Date of Award
Master of Public Health (MPH)
Dr. Lisa Casanova
Dr. Frances McCarty
Clostridium difficile is a Gram-positive bacteria found in the large bowel or colon that causes mild to severe intestinal conditions and sometimes death. The primary risk factors for development of Clostridium difficile infection (CDI) include healthcare exposure and recent antimicrobial use. The purpose of this study is to compare risk factors associated with CDI occurring in the Community to those associated with Healthcare Facility Associated CDI in the metro Atlanta population from September 1, 2009 – April 30, 2011.
Patients were identified through C. difficile surveillance program of the Georgia Emerging Infections Program (EIP). Prospective, population based, laboratory based surveillance for all positive C. difficile cases in the Georgia Health District 3 (HD3). Due to the sampling scheme, for this analysis CO-HCFA and HCFO cases were combined to make a Healthcare Facility Associated (HCFA) classification. Using SAS, a logistic regression analysis was performed to compare the associated risks between CA and HCFA classifications.
The rate of CDI in the HD3 counties in Georgia is 84 per 100,000. The median age of infection is 63 and the age range in this study is 1 to 102 years old. CA cases represented 38% of the sampled population. CDI cases 65 and older were more likely to have a Healthcare association compared to CA-CDI cases (p
This study supports literature about CDI and antimicrobial use and looks further in to the role underlying conditions play as a risk factor for HCFA-CDI cases.

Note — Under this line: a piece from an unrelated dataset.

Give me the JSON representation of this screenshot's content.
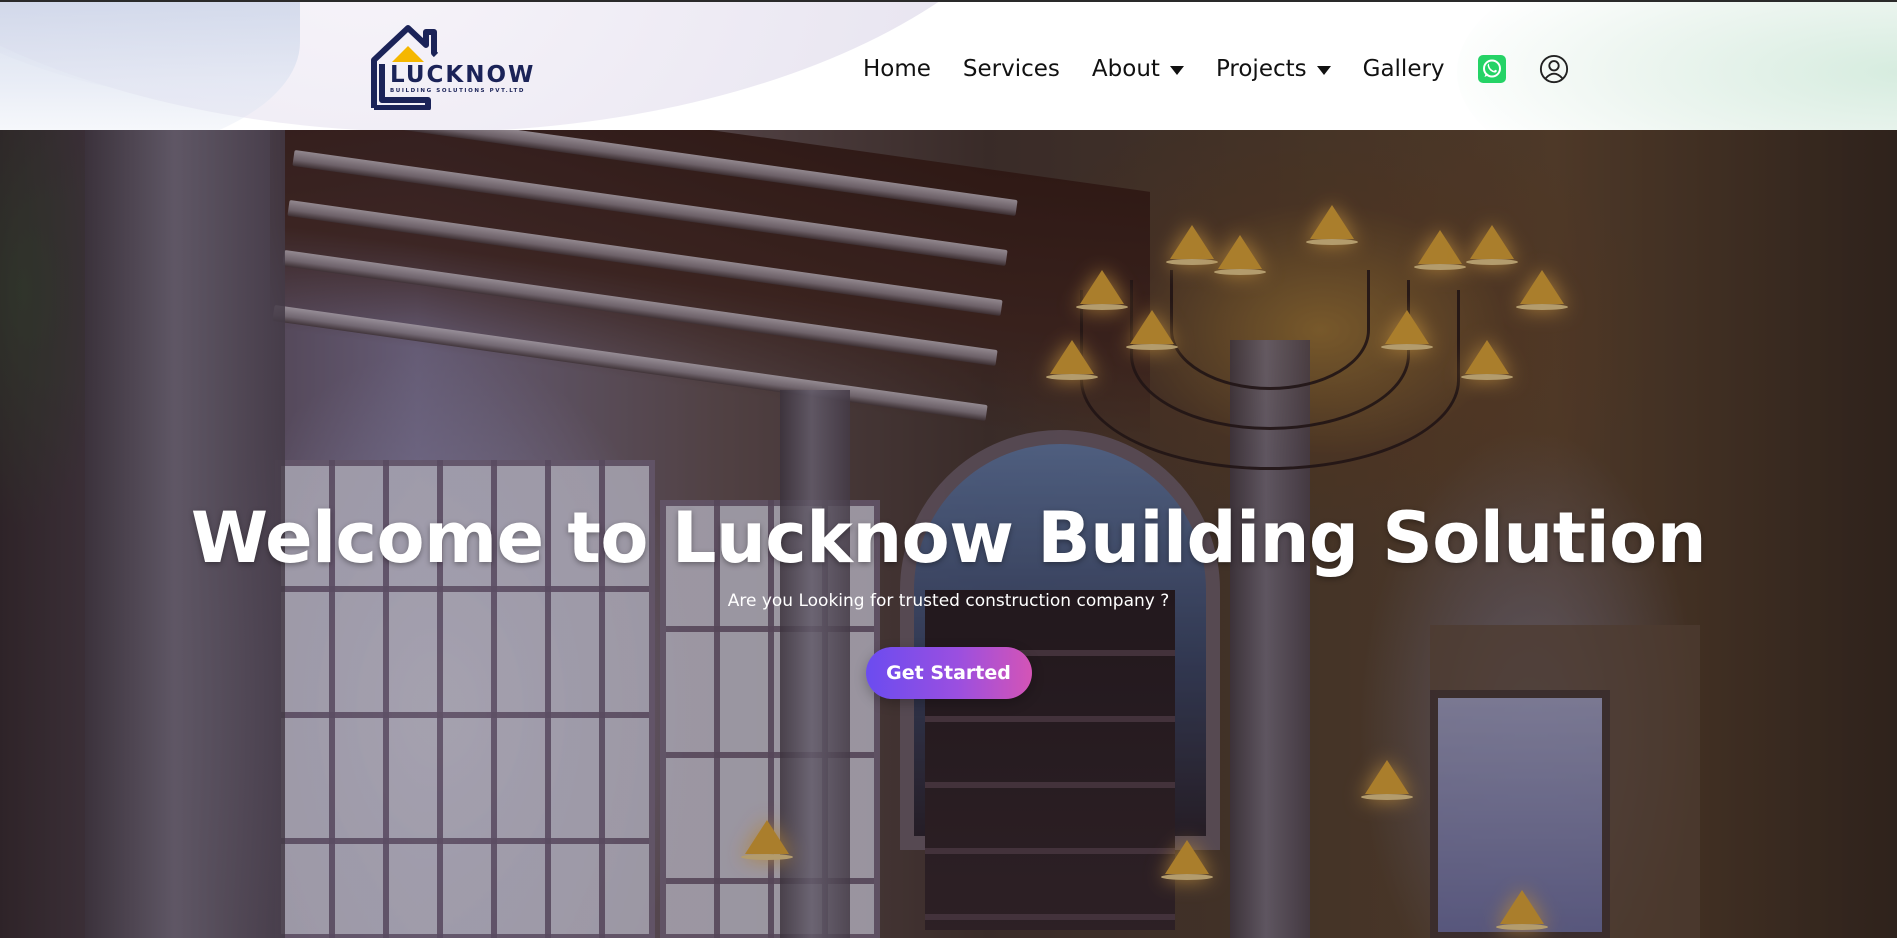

Thompson, Zirka, "Comparison of Risk Factors for Clostridium Difficile Infection Among Community Associated Cases and Healthcare Facility Associated Cases, September 2009- April 2011." Thesis, Georgia State University, 2012.